    Take the European Union. There is a growing feeling amongst some financial analysts that the euro could be in for its own form of currency battering going in to 2017. France, Italy and, possibly even Germany, could end up with new leaders following their own forthcoming elections.

    Each of which will have their own individual impact on the strength of the euro. Strikingly those elections will collectively go on for months putting the whole future, purpose and effectiveness of the EU, and the euro, under the volatile microscope of the currency markets.

    Whatever happens in the drawn out Brexit negotiations the EU is going to have to change. Whatever deals the UK finally ends up will have a knock-on effect to how the EU operates with its own member states.

    Who knows all of this might eventually be good news for the beleaguered pound.

    World volatility

    Whatever happens in the US election, the dollar could pay the consequences (AP Photo/John Locher)
    Whatever happens in the US election, the dollar could pay the consequences (AP Photo/John Locher)

    Then there is America and the fact they are going to have a tarnished and unpopular president in charge of the country regardless of who finally comes out standing between Trump and Clinton.

    The dollar might rule the waves now, but what will happen to it if Trump strides in to the White House come November 9.  Hilary Clinton signing the presidential oath is hardly going to send the world markets in to rapture either.

    Then there are the equally volatile Asian markets to keep an eye on. Tensions there are increasingly having ripple effects around the world. The Japanese banks have had their own version of a wobble in recent weeks and China’s economy continues to impress and alarm in equal measure.

    All of which makes for interesting and worrying times for wine producers, distributors, buyers and retailers alike.

    There has never been a greater need to plan and be prepared. To be on top of grape prices, the latest trading and currency data, and to have business plans in place with customers that are as flexible, and fair, as possible for both sides.

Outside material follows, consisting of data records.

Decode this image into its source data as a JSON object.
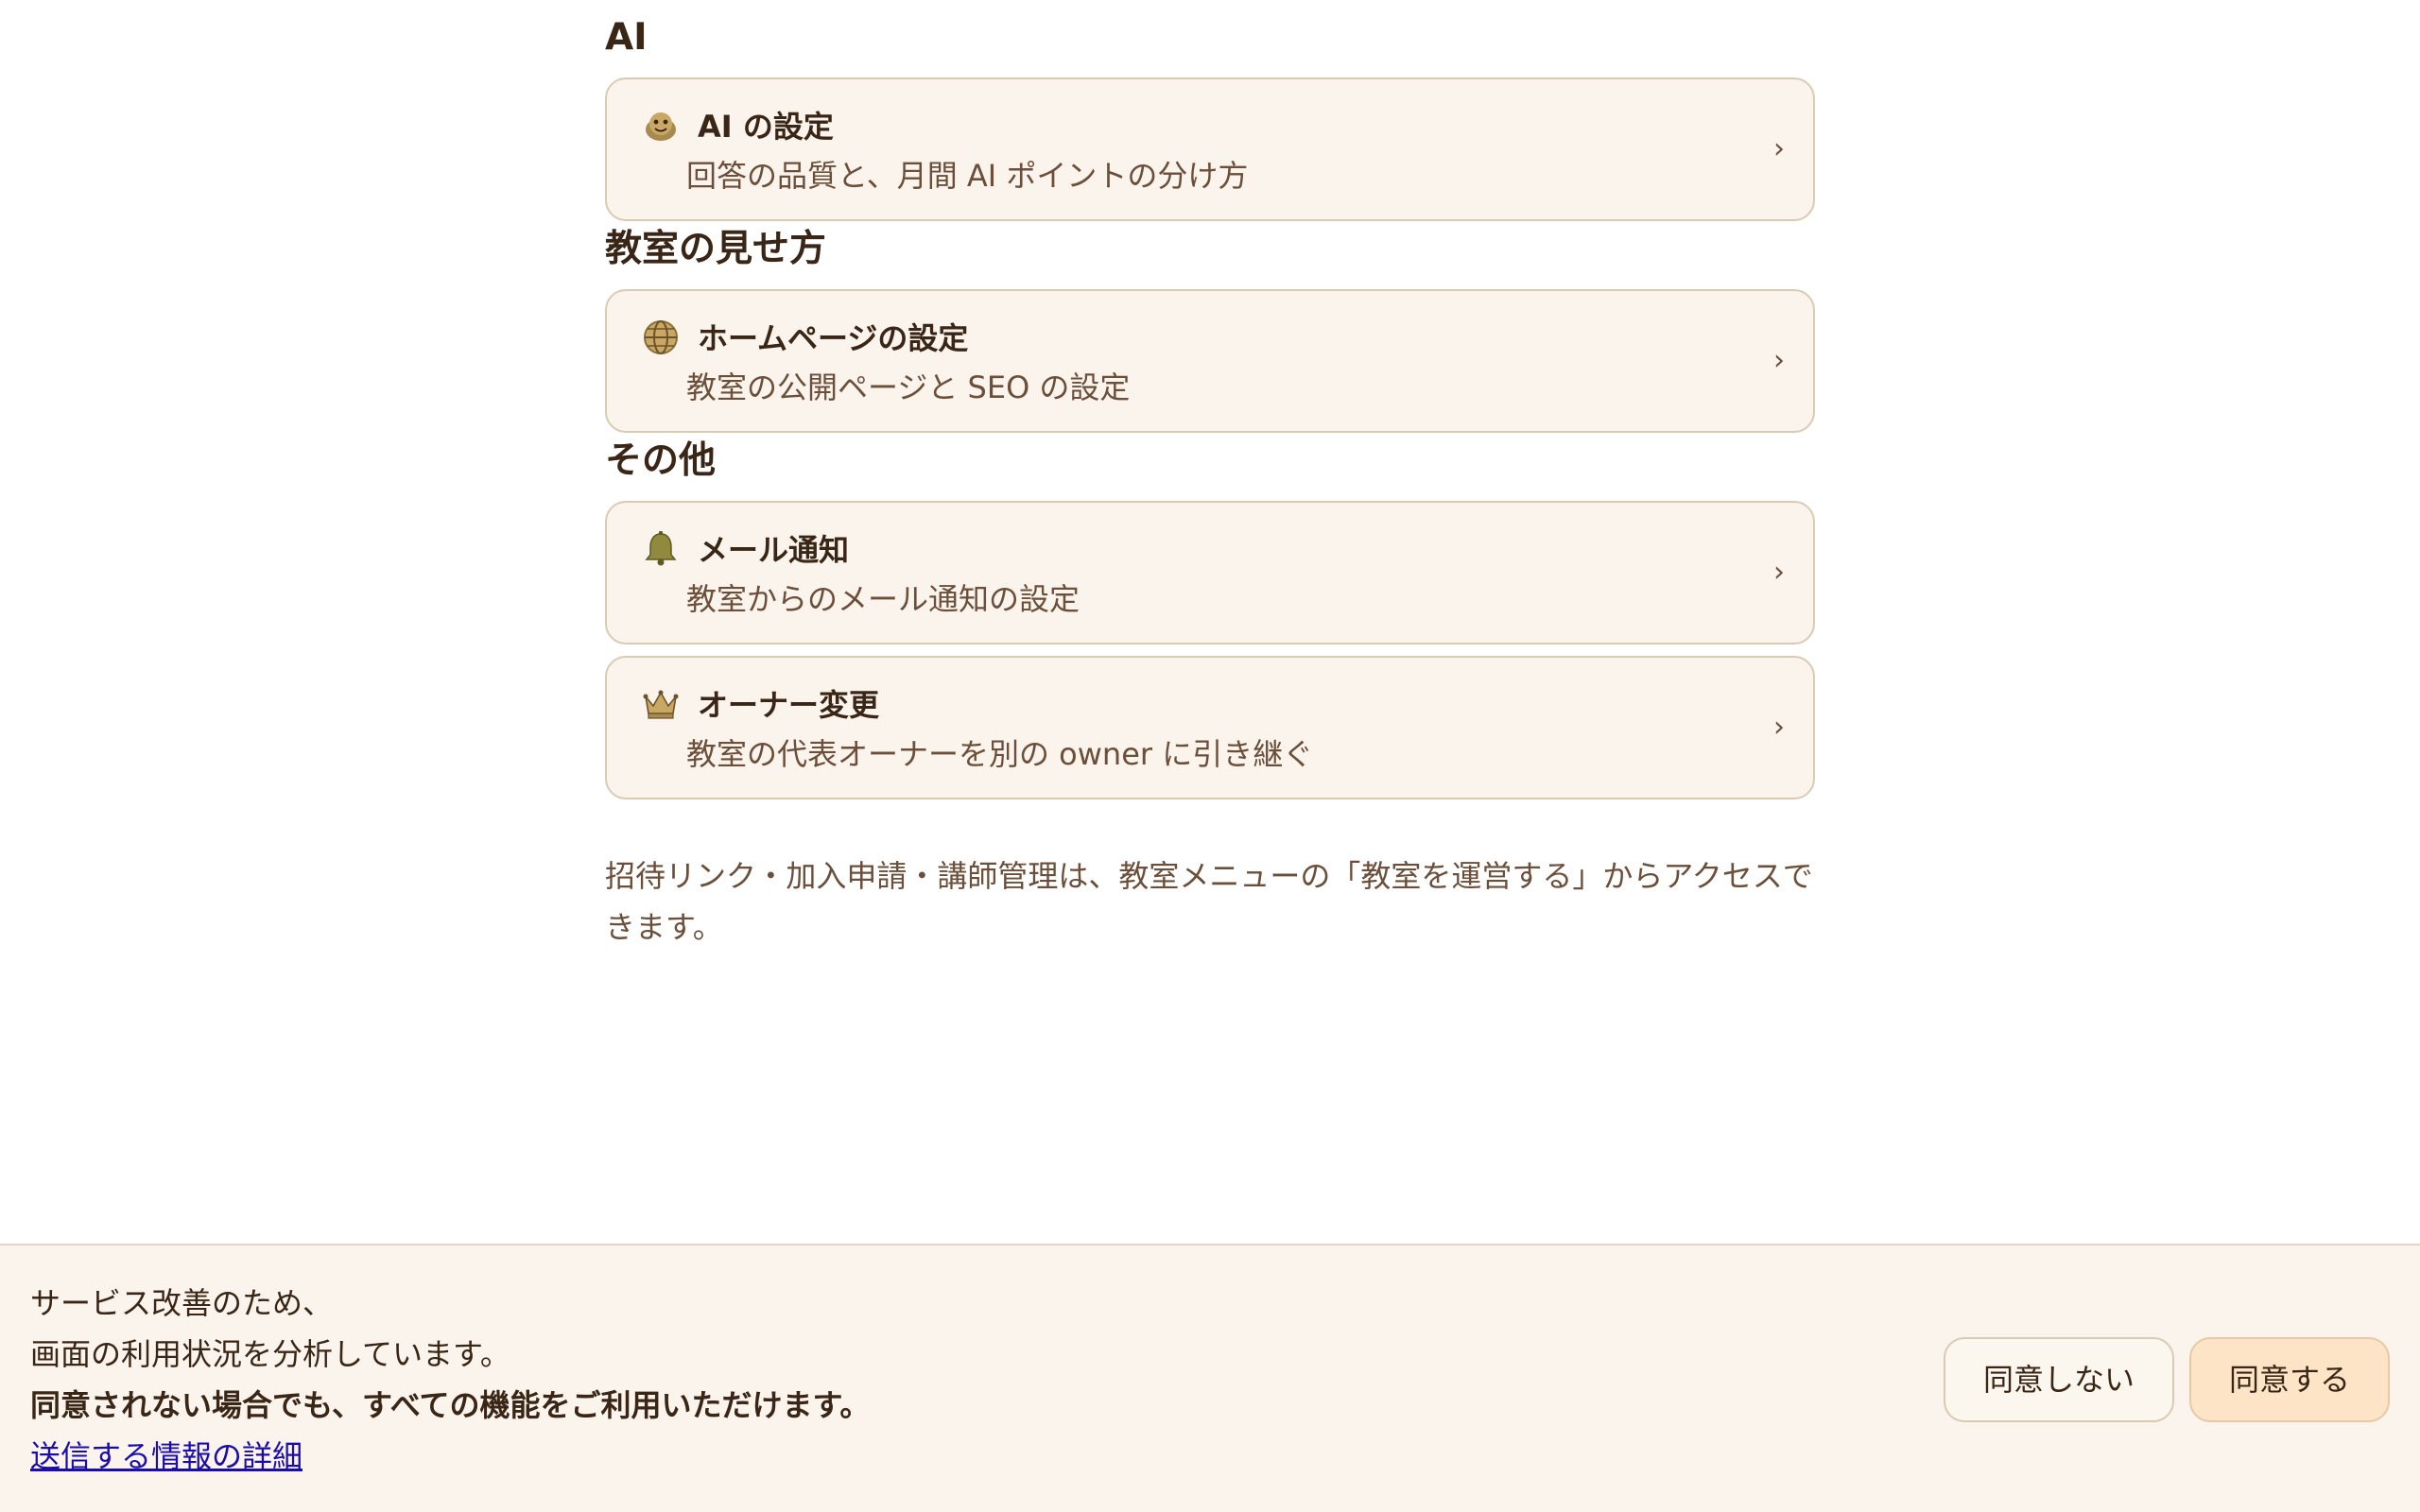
{
  "sections": [
    {
      "title": "AI",
      "items": [
        {
          "icon": "turtle-icon",
          "title": "AI の設定",
          "description": "回答の品質と、月間 AI ポイントの分け方",
          "chevron": "›"
        }
      ]
    },
    {
      "title": "教室の見せ方",
      "items": [
        {
          "icon": "globe-icon",
          "title": "ホームページの設定",
          "description": "教室の公開ページと SEO の設定",
          "chevron": "›"
        }
      ]
    },
    {
      "title": "その他",
      "items": [
        {
          "icon": "bell-icon",
          "title": "メール通知",
          "description": "教室からのメール通知の設定",
          "chevron": "›"
        },
        {
          "icon": "crown-icon",
          "title": "オーナー変更",
          "description": "教室の代表オーナーを別の owner に引き継ぐ",
          "chevron": "›"
        }
      ]
    }
  ],
  "note": {
    "line1": "招待リンク・加入申請・講師管理は、教室メニューの「教室を運営する」からアクセスで",
    "line2": "きます。"
  },
  "consent": {
    "line1": "サービス改善のため、",
    "line2": "画面の利用状況を分析しています。",
    "bold_line": "同意されない場合でも、すべての機能をご利用いただけます。",
    "link": "送信する情報の詳細",
    "decline_label": "同意しない",
    "accept_label": "同意する"
  },
  "colors": {
    "card_bg": "#faf4ec",
    "card_border": "#d9cbb3",
    "accept_bg": "#fde4c7",
    "link": "#1a0dab",
    "text_dark": "#3a2616",
    "text_muted": "#6b4f3a"
  }
}
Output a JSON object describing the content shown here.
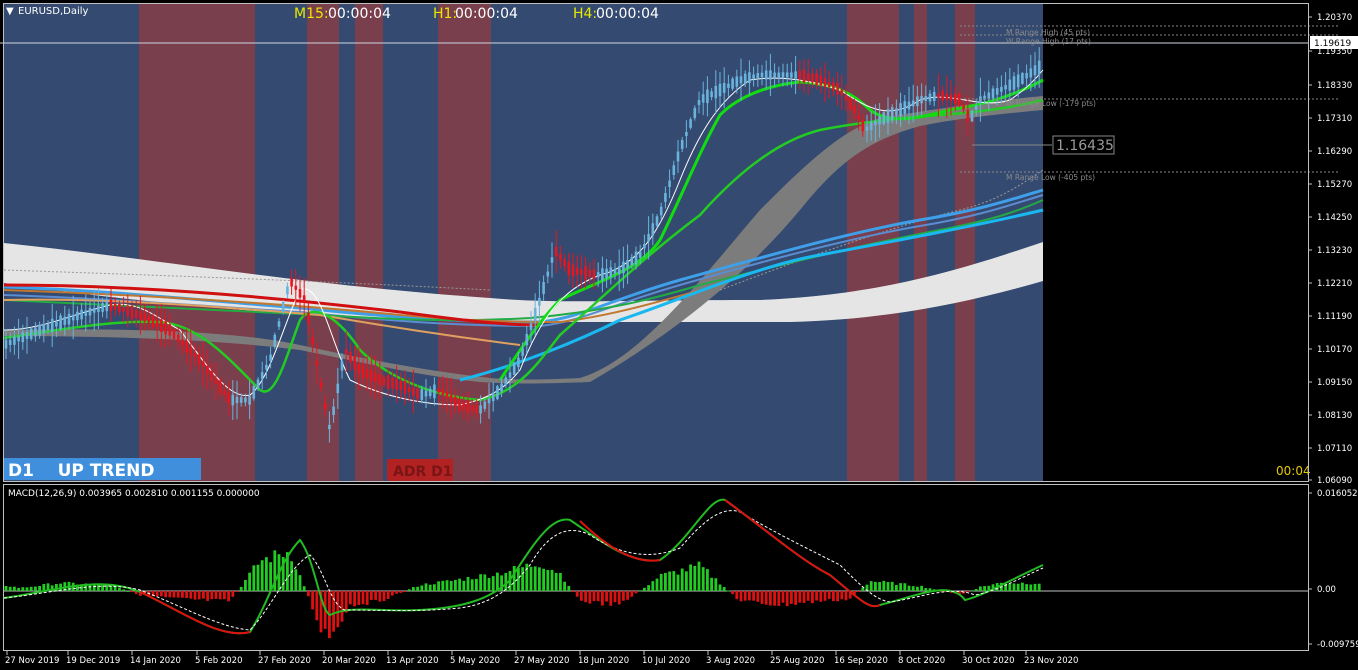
{
  "chart_title": "EURUSD,Daily",
  "timers": {
    "m15_label": "M15:",
    "m15_value": "00:00:04",
    "h1_label": "H1:",
    "h1_value": "00:00:04",
    "h4_label": "H4:",
    "h4_value": "00:00:04"
  },
  "trend_label": "D1    UP TREND",
  "adr_label": "ADR D1",
  "countdown": "00:04",
  "current_price": "1.19619",
  "pivot_price": "1.16435",
  "range_labels": {
    "m_high": "M Range High (45 pts)",
    "w_high": "W Range High (17 pts)",
    "w_low": "W Range Low (-179 pts)",
    "m_low": "M Range Low (-405 pts)"
  },
  "price_axis": [
    "1.20370",
    "1.19350",
    "1.18330",
    "1.17310",
    "1.16290",
    "1.15270",
    "1.14250",
    "1.13230",
    "1.12210",
    "1.11190",
    "1.10170",
    "1.09150",
    "1.08130",
    "1.07110",
    "1.06090"
  ],
  "macd_label": "MACD(12,26,9) 0.003965 0.002810 0.001155 0.000000",
  "macd_axis": [
    "0.016052",
    "0.00",
    "-0.009759"
  ],
  "date_axis": [
    "27 Nov 2019",
    "19 Dec 2019",
    "14 Jan 2020",
    "5 Feb 2020",
    "27 Feb 2020",
    "20 Mar 2020",
    "13 Apr 2020",
    "5 May 2020",
    "27 May 2020",
    "18 Jun 2020",
    "10 Jul 2020",
    "3 Aug 2020",
    "25 Aug 2020",
    "16 Sep 2020",
    "8 Oct 2020",
    "30 Oct 2020",
    "23 Nov 2020"
  ],
  "colors": {
    "bull_zone": "#344a70",
    "bear_zone": "#7a3f4c",
    "trend_box": "#3f8fdc",
    "adr_box": "#b22222",
    "macd_up": "#22cc22",
    "macd_down": "#dd1111",
    "candle_bull": "#6ab4dc",
    "candle_bear": "#e8141e",
    "timer_label": "#e8e800",
    "timer_value": "#ffffff"
  },
  "chart_data": {
    "type": "candlestick",
    "symbol": "EURUSD",
    "timeframe": "Daily",
    "ylim": [
      1.0609,
      1.2037
    ],
    "x": [
      "27 Nov 2019",
      "19 Dec 2019",
      "14 Jan 2020",
      "5 Feb 2020",
      "27 Feb 2020",
      "20 Mar 2020",
      "13 Apr 2020",
      "5 May 2020",
      "27 May 2020",
      "18 Jun 2020",
      "10 Jul 2020",
      "3 Aug 2020",
      "25 Aug 2020",
      "16 Sep 2020",
      "8 Oct 2020",
      "30 Oct 2020",
      "23 Nov 2020"
    ],
    "close_approx": [
      1.101,
      1.112,
      1.113,
      1.099,
      1.086,
      1.09,
      1.088,
      1.083,
      1.099,
      1.124,
      1.13,
      1.178,
      1.185,
      1.172,
      1.175,
      1.165,
      1.1961
    ],
    "macd_values": [
      0.0005,
      0.001,
      0.0008,
      -0.006,
      0.01,
      -0.009,
      -0.004,
      -0.001,
      0.004,
      0.015,
      0.006,
      0.016,
      0.013,
      -0.004,
      0.0,
      -0.003,
      0.004
    ]
  }
}
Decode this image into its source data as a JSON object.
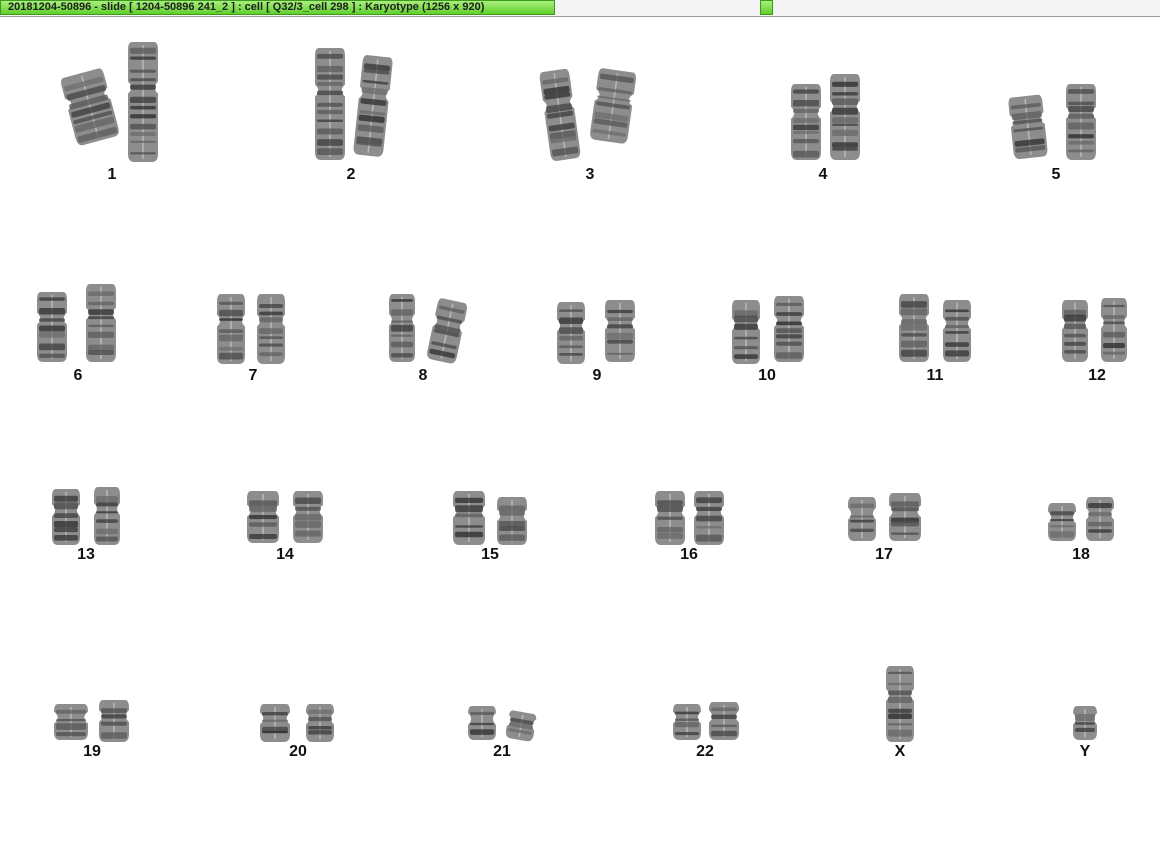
{
  "window": {
    "title": "20181204-50896 - slide [ 1204-50896 241_2 ] : cell [ Q32/3_cell 298 ] : Karyotype  (1256 x 920)"
  },
  "karyotype": {
    "labels": [
      "1",
      "2",
      "3",
      "4",
      "5",
      "6",
      "7",
      "8",
      "9",
      "10",
      "11",
      "12",
      "13",
      "14",
      "15",
      "16",
      "17",
      "18",
      "19",
      "20",
      "21",
      "22",
      "X",
      "Y"
    ]
  }
}
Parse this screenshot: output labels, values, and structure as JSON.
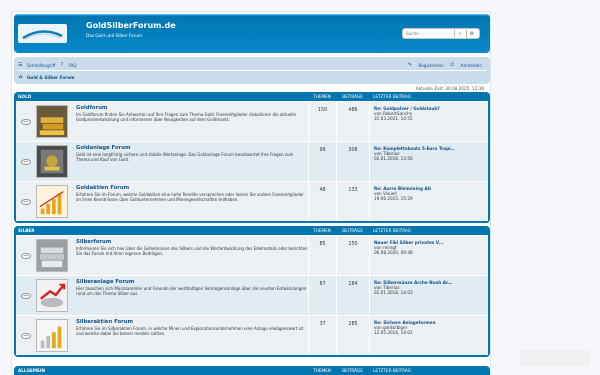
{
  "header": {
    "title": "GoldSilberForum.de",
    "description": "Das Gold und Silber Forum",
    "search_placeholder": "Suche ...",
    "search_button": "search-icon",
    "adv_search_button": "gear-icon"
  },
  "nav": {
    "quicklinks": "Schnellzugriff",
    "faq": "FAQ",
    "register": "Registrieren",
    "login": "Anmelden",
    "breadcrumb": "Gold & Silber Forum"
  },
  "current_time": "Aktuelle Zeit: 30.08.2025, 12:36",
  "colors": {
    "header": "#12a3eb",
    "nav": "#cadceb",
    "row": "#ecf0f3",
    "row_alt": "#e1ebf2",
    "link": "#105289",
    "forum_head": "#0076b1"
  },
  "sections": [
    {
      "name": "GOLD",
      "col_topics": "THEMEN",
      "col_posts": "BEITRÄGE",
      "col_last": "LETZTER BEITRAG",
      "forums": [
        {
          "title": "Goldforum",
          "desc": "Im Goldforum finden Sie Antworten auf Ihre Fragen zum Thema Gold. Forenmitglieder diskutieren die aktuelle Goldpreisentwicklung und informieren über Neuigkeiten auf dem Goldmarkt.",
          "topics": "150",
          "posts": "486",
          "last_title": "Re: Goldpalver / Goldstaub?",
          "last_by": "von RobertSanchs",
          "last_date": "31.03.2021, 14:55"
        },
        {
          "title": "Goldanlage Forum",
          "desc": "Gold ist eine langfristig sichere und stabile Wertanlage. Das Goldanlage Forum beantwortet Ihre Fragen zum Thema und Kauf von Gold.",
          "topics": "99",
          "posts": "308",
          "last_title": "Re: Komplettabsatz 5-Euro Tropi…",
          "last_by": "von Tiberius",
          "last_date": "02.01.2018, 13:56"
        },
        {
          "title": "Goldaktien Forum",
          "desc": "Erfahren Sie im Forum, welche Goldaktien eine hohe Rendite versprechen oder lassen Sie andere Forenmitglieder an ihren Kenntnissen über Goldunternehmen und Minengesellschaften teilhaben.",
          "topics": "48",
          "posts": "133",
          "last_title": "Re: Aurro Bleimining AG",
          "last_by": "von Visuell",
          "last_date": "19.06.2015, 15:29"
        }
      ]
    },
    {
      "name": "SILBER",
      "col_topics": "THEMEN",
      "col_posts": "BEITRÄGE",
      "col_last": "LETZTER BEITRAG",
      "forums": [
        {
          "title": "Silberforum",
          "desc": "Informieren Sie sich hier über die Geheimnisse des Silbers und die Wertentwicklung des Edelmetalls oder berichten Sie das Forum mit Ihren eigenen Beiträgen.",
          "topics": "85",
          "posts": "250",
          "last_title": "Neuer Fiki Silber privates V…",
          "last_by": "von reinigt",
          "last_date": "06.08.2020, 09:48"
        },
        {
          "title": "Silberanlage Forum",
          "desc": "Hier tauschen sich Münzsammler und Freunde der werthaltigen Vermögensanlage über die neusten Entwicklungen rund um das Thema Silber aus.",
          "topics": "67",
          "posts": "184",
          "last_title": "Re: Silbermünze Arche Noah Ar…",
          "last_by": "von Tiberius",
          "last_date": "02.01.2018, 14:03"
        },
        {
          "title": "Silberaktien Forum",
          "desc": "Erfahren Sie im Silberaktien Forum, in welche Minen und Explorationsunternehmen eine Anlage erwägenswert ist und welche dabei Sie besser meiden sollten.",
          "topics": "37",
          "posts": "285",
          "last_title": "Re: Sichere Anlageformen",
          "last_by": "von goldsilbiger",
          "last_date": "12.05.2014, 14:02"
        }
      ]
    },
    {
      "name": "ALLGEMEIN",
      "col_topics": "THEMEN",
      "col_posts": "BEITRÄGE",
      "col_last": "LETZTER BEITRAG",
      "forums": []
    }
  ]
}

    Unilever’s high profile spat with Tesco this week shows how sensitive the issue of putting up prices, and blaming Brexit for doing so, is not only with existing customers, but how that then plays with the public.  Unilever and Tesco’s private squabble become front page news and both received a backlash from consumers fearing they would not be able to buy their favourite deodorant, shopping powder or jar of Marmite.

    It is not clear how they resolved their dispute, but it is a warning and lesson to all drinks producers and distributors that increasing prices is not going to be the simple solution to our problems.

    It is going to mean a different playing field for drinks buyers and their producers to operate on. The rules of engagement are going to change. UK drinks buyers are not necessarily going to be holding all their cards, if a producer believes they can get a much better price elsewhere.

    Long ball game 

    pound

    Those able and willing to look at the long term are best placed to come out of this whole Brexit mess. Clearly some businesses are going to be better placed than others to make those long term decisions. But making short-term calls to plug holes and protect profits may not be the best course of action in the long term.

    Buyers and sellers who are able to truly understand each others issues, problems and opportunities are best placed to work together. Those who don’t are likely to part company quite quickly.

    We can certainly expect to see more short term buying opportunities and the emergence of new countries and areas of supply that suddenly become highly competitive.

    Long established trading routes will not be as secure as they once were as buyers seek out their next quick fix, however questionable that might be.

    But for all the confusion and anxiety that surrounds us, there is some good news to look forward.

    All road movies end up with a happy ending. Don’t they?

    Leave a Reply

    Your email address will not be published. Required fields are marked *